Mr. Trump’s appeal with the religious right is debunking some long-held maxims about evangelical voters, showing that they are not monolithic; that they do not fall neatly in step with evangelical leaders, many of whom endorsed Mr. Cruz; and that within evangelical ranks lie fault lines of class and culture."

All these years and the press has refused to figure out what should be so obvious:  The "Christian right" is a gigantic con.  None of these guys has really ever cared about a damned thing except the eternal Conservative goal: cut my taxes; with a small side dish of hatred to spice things up.

Here is what I have been pointing out, for as long as I have had this blog, and for decades before: Evangelical Christianity, at least as it exists in the United States, is a phony religion.  Its entire purpose is to deny the clear teachings of Jesus Christ, and substitute for them a host of ideological purity tests (e.g. being against abortion, denying evolution, etc.) which allow Evangelicals to tell themselves that they are actually the moral people in the world, while demanding nothing of them. This allows them to throw the poor, the sick, the strangers among us, the prisoners, out of the train, in order to satisfy their greed, while still claiming the moral high ground.

That's it; and it is a truth that should have been more than obvious to anyone who really looked at them, for a long time now.  But as a corollary of "both-siderism" the press is not allowed to question the sincerity of any belief held on the right, so we are endlessly fed the absurd myth that these people believe in anything but themselves and their own entitlement.

Looked at this way, the Evangelical support for Trump is not a "prime paradox;" it is an entirely predictable phenomenon.  They say that the test of a theory is its ability to predict the future, but the failure of the mainstream cant about the right to do that will accomplish nothing in the way of challenging that theory.  And so, on we go:  Bernie is just the same as Trump, Democrats caring about other people is an equally valid moral choice as Republicans only caring about themselves, liberal truth is no different from Conservative lies, black is white, down is up, and it all makes no difference, because politics is just about personalities and the horse race, and the choice of a government never ever affected people's lives.  And it will be the same this time, right?  Because Hillary having taken some money from Wall Street makes her exactly the same as Trump being a lying, fascist bully.  Being sane and being crazy are really the same thing, and lucky for us too, because so many Americans are joining the crazy side.


3 comments:

Anonymous said...

You must be voting for Ayn Rand.

Zog said...

"Here is what I have been pointing out, for as long as I have had this blog, and for decades before: Evangelical Christianity, at least as it exists in the United States, is a phony religion." - Green Eagle

One quibble. As Fred Clark at Slacktivist has pointed out, this phenomenon is linked to white evangelicalism, and he often uses the qualifier of "white" when discussing it.

Here's the result for Google searches for "white evangelical" at Slacktivist.

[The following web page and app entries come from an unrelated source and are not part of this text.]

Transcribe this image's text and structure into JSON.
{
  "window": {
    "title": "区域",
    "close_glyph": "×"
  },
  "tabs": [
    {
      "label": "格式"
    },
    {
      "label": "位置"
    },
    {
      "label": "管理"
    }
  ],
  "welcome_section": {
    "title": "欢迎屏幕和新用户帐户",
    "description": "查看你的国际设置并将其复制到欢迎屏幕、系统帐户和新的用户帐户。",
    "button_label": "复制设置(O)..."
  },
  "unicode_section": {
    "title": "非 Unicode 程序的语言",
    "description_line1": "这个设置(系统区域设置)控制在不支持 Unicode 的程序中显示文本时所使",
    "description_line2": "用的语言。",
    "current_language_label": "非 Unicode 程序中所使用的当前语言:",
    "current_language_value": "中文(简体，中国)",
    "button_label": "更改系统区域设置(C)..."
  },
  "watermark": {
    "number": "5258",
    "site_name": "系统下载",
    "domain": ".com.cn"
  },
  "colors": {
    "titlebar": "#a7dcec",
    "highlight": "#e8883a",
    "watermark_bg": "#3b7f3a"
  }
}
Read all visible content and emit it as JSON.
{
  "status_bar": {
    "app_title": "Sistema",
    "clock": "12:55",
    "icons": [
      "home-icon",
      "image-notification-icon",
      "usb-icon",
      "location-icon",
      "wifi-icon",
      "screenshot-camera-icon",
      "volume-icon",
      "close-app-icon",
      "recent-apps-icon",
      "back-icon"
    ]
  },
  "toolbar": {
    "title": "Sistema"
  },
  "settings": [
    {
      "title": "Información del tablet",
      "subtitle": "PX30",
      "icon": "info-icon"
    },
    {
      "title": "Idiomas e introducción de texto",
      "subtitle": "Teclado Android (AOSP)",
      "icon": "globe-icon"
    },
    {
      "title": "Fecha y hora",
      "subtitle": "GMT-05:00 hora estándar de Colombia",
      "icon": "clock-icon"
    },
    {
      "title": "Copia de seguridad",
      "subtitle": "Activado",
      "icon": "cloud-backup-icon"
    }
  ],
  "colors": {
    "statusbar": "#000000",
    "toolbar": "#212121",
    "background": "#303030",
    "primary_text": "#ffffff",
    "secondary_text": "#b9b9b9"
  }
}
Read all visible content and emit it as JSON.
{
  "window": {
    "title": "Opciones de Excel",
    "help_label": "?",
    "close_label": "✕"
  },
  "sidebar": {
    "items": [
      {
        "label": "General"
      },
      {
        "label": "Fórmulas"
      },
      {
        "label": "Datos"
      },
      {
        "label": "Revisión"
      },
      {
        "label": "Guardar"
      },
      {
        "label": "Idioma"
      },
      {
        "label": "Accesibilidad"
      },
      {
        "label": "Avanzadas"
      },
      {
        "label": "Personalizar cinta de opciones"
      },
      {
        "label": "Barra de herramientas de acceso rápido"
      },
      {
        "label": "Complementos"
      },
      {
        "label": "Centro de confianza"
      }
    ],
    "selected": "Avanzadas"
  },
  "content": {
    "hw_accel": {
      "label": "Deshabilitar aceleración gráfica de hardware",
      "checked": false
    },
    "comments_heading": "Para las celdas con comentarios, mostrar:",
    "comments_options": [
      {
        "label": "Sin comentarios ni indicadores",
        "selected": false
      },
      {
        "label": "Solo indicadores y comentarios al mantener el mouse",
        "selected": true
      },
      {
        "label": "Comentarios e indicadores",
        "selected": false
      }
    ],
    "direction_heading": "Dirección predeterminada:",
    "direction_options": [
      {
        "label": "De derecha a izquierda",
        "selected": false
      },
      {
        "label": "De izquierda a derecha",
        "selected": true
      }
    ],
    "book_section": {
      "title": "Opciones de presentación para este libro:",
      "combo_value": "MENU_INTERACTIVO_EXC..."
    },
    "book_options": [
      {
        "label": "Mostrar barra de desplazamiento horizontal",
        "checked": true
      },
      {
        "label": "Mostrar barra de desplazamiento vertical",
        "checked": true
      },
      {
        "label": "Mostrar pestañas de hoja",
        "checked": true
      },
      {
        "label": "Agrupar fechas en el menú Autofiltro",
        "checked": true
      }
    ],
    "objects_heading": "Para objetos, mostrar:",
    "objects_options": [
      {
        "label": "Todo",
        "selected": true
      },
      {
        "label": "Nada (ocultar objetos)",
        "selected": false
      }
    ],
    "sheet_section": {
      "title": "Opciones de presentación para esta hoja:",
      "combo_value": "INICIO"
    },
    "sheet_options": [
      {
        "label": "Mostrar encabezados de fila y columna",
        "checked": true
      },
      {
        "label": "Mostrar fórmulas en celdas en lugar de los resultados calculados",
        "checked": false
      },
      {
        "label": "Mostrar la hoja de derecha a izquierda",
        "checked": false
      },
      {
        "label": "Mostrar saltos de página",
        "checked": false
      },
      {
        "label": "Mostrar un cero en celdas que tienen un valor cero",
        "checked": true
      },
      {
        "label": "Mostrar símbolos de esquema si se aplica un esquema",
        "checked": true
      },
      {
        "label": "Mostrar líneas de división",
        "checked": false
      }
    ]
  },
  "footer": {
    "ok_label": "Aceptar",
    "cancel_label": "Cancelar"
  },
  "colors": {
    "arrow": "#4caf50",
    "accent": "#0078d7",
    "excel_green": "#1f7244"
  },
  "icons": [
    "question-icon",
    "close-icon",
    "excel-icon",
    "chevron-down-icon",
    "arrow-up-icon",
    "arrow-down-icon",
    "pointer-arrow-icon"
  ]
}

He doesn't deal with black evangelicalism very much, but he did link to this article by Lisa Sharon Harper. I'll just quote a key excerpt:

White evangelicals generally do not experience such systemic oppression. According to Emerson and Smith, most white evangelicals don’t prioritize or even see the thousands of references in the Hebrew Scriptures and and New Testament about structural and systemic injustice.

Accordingly, the Gospel — and by extension their evangelism — is about only one thing: Personal salvation through faith in Jesus Christ, who died for their sins, and a personal relationship with him.

Black evangelicals also have personal faith that Jesus’ death paid for their sins, but their Gospel doesn’t end with personal (and individual) salvation. For Dr. King and Sojourner Truth and Fannie Lou Hamer and the Rev. John Perkins and Nelson Mandela and for hundreds of thousands of Black Christians around the world and for me, the good news of the Gospel is that Jesus’ life, death, and resurrection were for the redemption of both individual souls and the redemption of whole societies.


It's a common oversight that many of us make. Since this is a society where "whiteness" is considered the norm, our analysis of evangelicalism tends to focus on white evangelicals, and I applaud Fred Clark for putting the necessary modifier of "white" into these discussions.

Green Eagle said...

Well, I suspect you are making a very good point there, Zog. My long term (back to the sixties) following of fundamentalist Christianity has been virtually entirely related to my interest in right wing political movements, which means that I have paid attention almost entirely to white Christians, with the exception of a couple of figures like the great tent revivalist A. A. Allen. As a result, I can't speak about black religion with any real knowledge. That's the only reason I said that I suspect what you are saying is true- I just don't know enough about religion among black Americans to make any sort of pronouncements.